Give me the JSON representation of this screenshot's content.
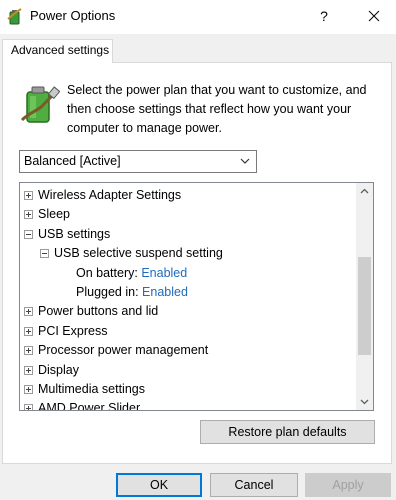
{
  "window": {
    "title": "Power Options",
    "help_label": "?",
    "icon": "power-options-icon",
    "close_icon": "close-icon"
  },
  "tab": {
    "label": "Advanced settings"
  },
  "description": "Select the power plan that you want to customize, and then choose settings that reflect how you want your computer to manage power.",
  "plan_select": {
    "selected": "Balanced [Active]"
  },
  "tree": {
    "rows": [
      {
        "label": "Wireless Adapter Settings",
        "expander": "plus",
        "level": 0
      },
      {
        "label": "Sleep",
        "expander": "plus",
        "level": 0
      },
      {
        "label": "USB settings",
        "expander": "minus",
        "level": 0
      },
      {
        "label": "USB selective suspend setting",
        "expander": "minus",
        "level": 1
      },
      {
        "label": "On battery:",
        "value": "Enabled",
        "expander": "none",
        "level": 2
      },
      {
        "label": "Plugged in:",
        "value": "Enabled",
        "expander": "none",
        "level": 2
      },
      {
        "label": "Power buttons and lid",
        "expander": "plus",
        "level": 0
      },
      {
        "label": "PCI Express",
        "expander": "plus",
        "level": 0
      },
      {
        "label": "Processor power management",
        "expander": "plus",
        "level": 0
      },
      {
        "label": "Display",
        "expander": "plus",
        "level": 0
      },
      {
        "label": "Multimedia settings",
        "expander": "plus",
        "level": 0
      },
      {
        "label": "AMD Power Slider",
        "expander": "plus",
        "level": 0
      }
    ]
  },
  "buttons": {
    "restore": "Restore plan defaults",
    "ok": "OK",
    "cancel": "Cancel",
    "apply": "Apply"
  },
  "colors": {
    "value_link": "#1f6bbd",
    "focus_border": "#0078d7"
  }
}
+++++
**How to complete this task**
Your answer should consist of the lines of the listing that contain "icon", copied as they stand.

**Exercise response**
    "icon": "power-options-icon",
    "close_icon": "close-icon"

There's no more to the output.